The Magic Lantern and Moving Images from Another Time – The 400 year-old Awe-Inspiring Grandfather of CinemaMagic Lanterns
An American Exclusive Live Magic Lanterns Show imported from the Cinémathèque Française, featuring rare, prismatic and vibrant hand-painted glass slides moving across the giant screen accompanied by an original story written by Laurent Mannoni and Laure Parchomenko, with actor-bonimenteur Nathan Willcocks, harpist Liénor Mancip and foley-artist Zakaria Mahmoud.
The show will take place at the Byrd Theatre.
Example of One of the Hundreds of Hand-painted Glass Images To Come Alive on Screen
in the Byrd Theatre with Amazing Magic Lanterns imported from the Cinémathèque Française
Especially for The 25th Festival
About the participants
Scientific director of the Cinémathèque Française
Laurent Mannoni is the scientific director of the Cinémathèque Française (French Film Institute). He has written more than twenty books on cinema, including topics such as the origins of cinema, German Expressionism, Georges Méliès, Magic Lantern and Painted Film, and more. His most recent project, published in 2016, is titled La Machine cinéma. He is also the curator of numerous exhibitions, including his latest work: De Méliès à la 3D – la machine cinéma, which was in exhibition at the Cinémathèque Française until January 2017. His next exhibition will be of works by Georges Méliès and will be held at the Palais des Festivals in Cannes during the summer of 2017.

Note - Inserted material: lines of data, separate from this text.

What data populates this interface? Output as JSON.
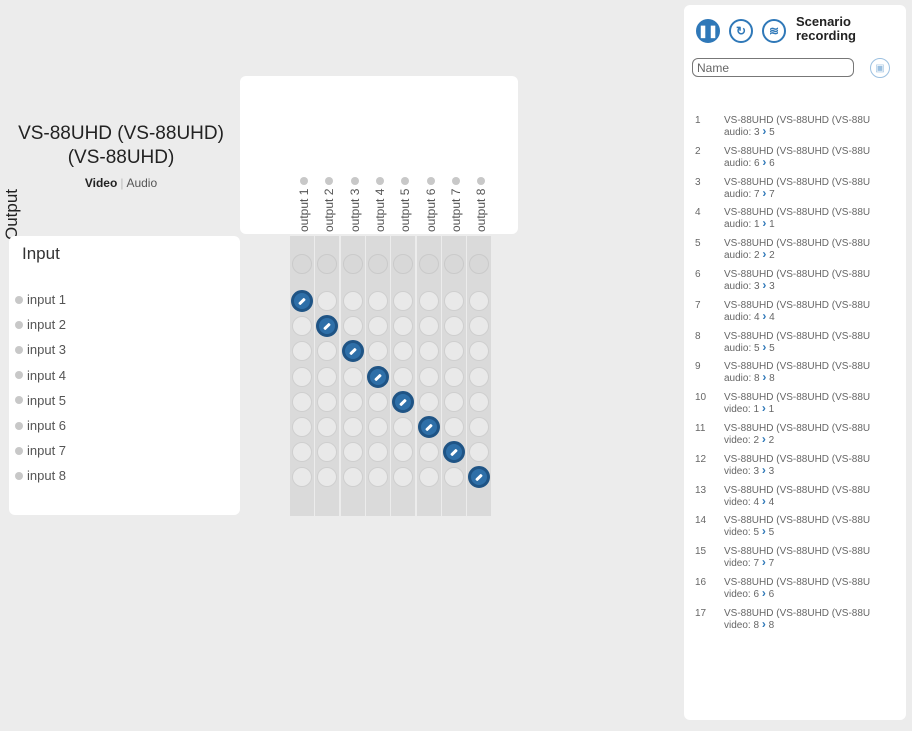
{
  "device": {
    "title_line1": "VS-88UHD (VS-88UHD)",
    "title_line2": "(VS-88UHD)",
    "tab_video": "Video",
    "tab_audio": "Audio"
  },
  "output": {
    "title": "Output",
    "labels": [
      "output 1",
      "output 2",
      "output 3",
      "output 4",
      "output 5",
      "output 6",
      "output 7",
      "output 8"
    ]
  },
  "input": {
    "title": "Input",
    "labels": [
      "input 1",
      "input 2",
      "input 3",
      "input 4",
      "input 5",
      "input 6",
      "input 7",
      "input 8"
    ]
  },
  "matrix": {
    "connections": [
      [
        1,
        1
      ],
      [
        2,
        2
      ],
      [
        3,
        3
      ],
      [
        4,
        4
      ],
      [
        5,
        5
      ],
      [
        6,
        6
      ],
      [
        7,
        7
      ],
      [
        8,
        8
      ]
    ]
  },
  "scenario": {
    "label_line1": "Scenario",
    "label_line2": "recording",
    "name_placeholder": "Name",
    "pause_icon": "pause-icon",
    "refresh_icon": "refresh-icon",
    "layers_icon": "layers-icon",
    "save_icon": "save-icon",
    "accent_color": "#2f78b8"
  },
  "recordings": [
    {
      "num": "1",
      "text": "VS-88UHD (VS-88UHD (VS-88U",
      "type": "audio:",
      "from": "3",
      "to": "5"
    },
    {
      "num": "2",
      "text": "VS-88UHD (VS-88UHD (VS-88U",
      "type": "audio:",
      "from": "6",
      "to": "6"
    },
    {
      "num": "3",
      "text": "VS-88UHD (VS-88UHD (VS-88U",
      "type": "audio:",
      "from": "7",
      "to": "7"
    },
    {
      "num": "4",
      "text": "VS-88UHD (VS-88UHD (VS-88U",
      "type": "audio:",
      "from": "1",
      "to": "1"
    },
    {
      "num": "5",
      "text": "VS-88UHD (VS-88UHD (VS-88U",
      "type": "audio:",
      "from": "2",
      "to": "2"
    },
    {
      "num": "6",
      "text": "VS-88UHD (VS-88UHD (VS-88U",
      "type": "audio:",
      "from": "3",
      "to": "3"
    },
    {
      "num": "7",
      "text": "VS-88UHD (VS-88UHD (VS-88U",
      "type": "audio:",
      "from": "4",
      "to": "4"
    },
    {
      "num": "8",
      "text": "VS-88UHD (VS-88UHD (VS-88U",
      "type": "audio:",
      "from": "5",
      "to": "5"
    },
    {
      "num": "9",
      "text": "VS-88UHD (VS-88UHD (VS-88U",
      "type": "audio:",
      "from": "8",
      "to": "8"
    },
    {
      "num": "10",
      "text": "VS-88UHD (VS-88UHD (VS-88U",
      "type": "video:",
      "from": "1",
      "to": "1"
    },
    {
      "num": "11",
      "text": "VS-88UHD (VS-88UHD (VS-88U",
      "type": "video:",
      "from": "2",
      "to": "2"
    },
    {
      "num": "12",
      "text": "VS-88UHD (VS-88UHD (VS-88U",
      "type": "video:",
      "from": "3",
      "to": "3"
    },
    {
      "num": "13",
      "text": "VS-88UHD (VS-88UHD (VS-88U",
      "type": "video:",
      "from": "4",
      "to": "4"
    },
    {
      "num": "14",
      "text": "VS-88UHD (VS-88UHD (VS-88U",
      "type": "video:",
      "from": "5",
      "to": "5"
    },
    {
      "num": "15",
      "text": "VS-88UHD (VS-88UHD (VS-88U",
      "type": "video:",
      "from": "7",
      "to": "7"
    },
    {
      "num": "16",
      "text": "VS-88UHD (VS-88UHD (VS-88U",
      "type": "video:",
      "from": "6",
      "to": "6"
    },
    {
      "num": "17",
      "text": "VS-88UHD (VS-88UHD (VS-88U",
      "type": "video:",
      "from": "8",
      "to": "8"
    }
  ]
}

Curator at the Cinémathèque Française
Laure Parchomenko has overseen camera collections at the Cinémathèque Française since 2007. In addition to her work as a curator, she had the opportunity of performing magic lantern shows with Laurent Mannoni using the exceptional material provided by the Cinémathèque Française: in Paris, in Turin, at the Musée du Louvre, and at many other locations.
Tri-lingual, Nathan Willcocks has acted in more than thirty theatrical plays, notably in the United Kingdom with directors Marianne Elliott at the Royal Exchange Theatre (Martin Yesterday) and Ken Campbell (The Warp). In France, he played in The Yellow Rose directed by Jacques Connort which was also presented at the 2014 Avignon Theatre Festival. For television, he has been in shoots both in Spain with Cesc Gay and in France for the series Versailles and Missions. For the big screen, he has collaborated closely with the director Morgan Simon for whom he starred in Essaie de mourir jeune, nominated for a César award for Best Short Film in 2016 and the feature film Compte tes blessures, which was a prize winner the same year at the San Sebastian Film Festival. In 2017, Nathan Willcocks was recently cast in the first feature film by Woody Harrelson, Lost in London, which drew attention as single-shot-sequence film screened live in 550 cinemas in the United States this past January 19th.
A tenured professor at the Departmental Conservatory at Châteauroux, Aliénor Mancip performs for a variety of venues, regional and national orchestras such as the Opera of Tours, the National Orchestra of Lyons, the Lucerne Festival Academy when directed by the late Pierre Boulez…
With a professional background as both a pianist and harpist, Aliénor Mancip earned her music degree from the Conservatoire National Supérieur de Musique de Paris; she studied the harp under Isabelle Moretti as well as pedagogy. Passionate about chamber music, Aliénor plays regularly with different ensembles (a flute, alto and harp trio, and an English horn and harp duo…) for numerous festivals. Aliénor Mancip plays a Lyon and Healy harp.
Zakaria Mahmoud, videographer specialized in music and writing is the foley-artist for the magic lantern show. He goes all out in his creation of complementary sounds to accompany the hand-painted glass slides in order to reinforce the phantasmagoria and further immerse the spectator in the spectacle.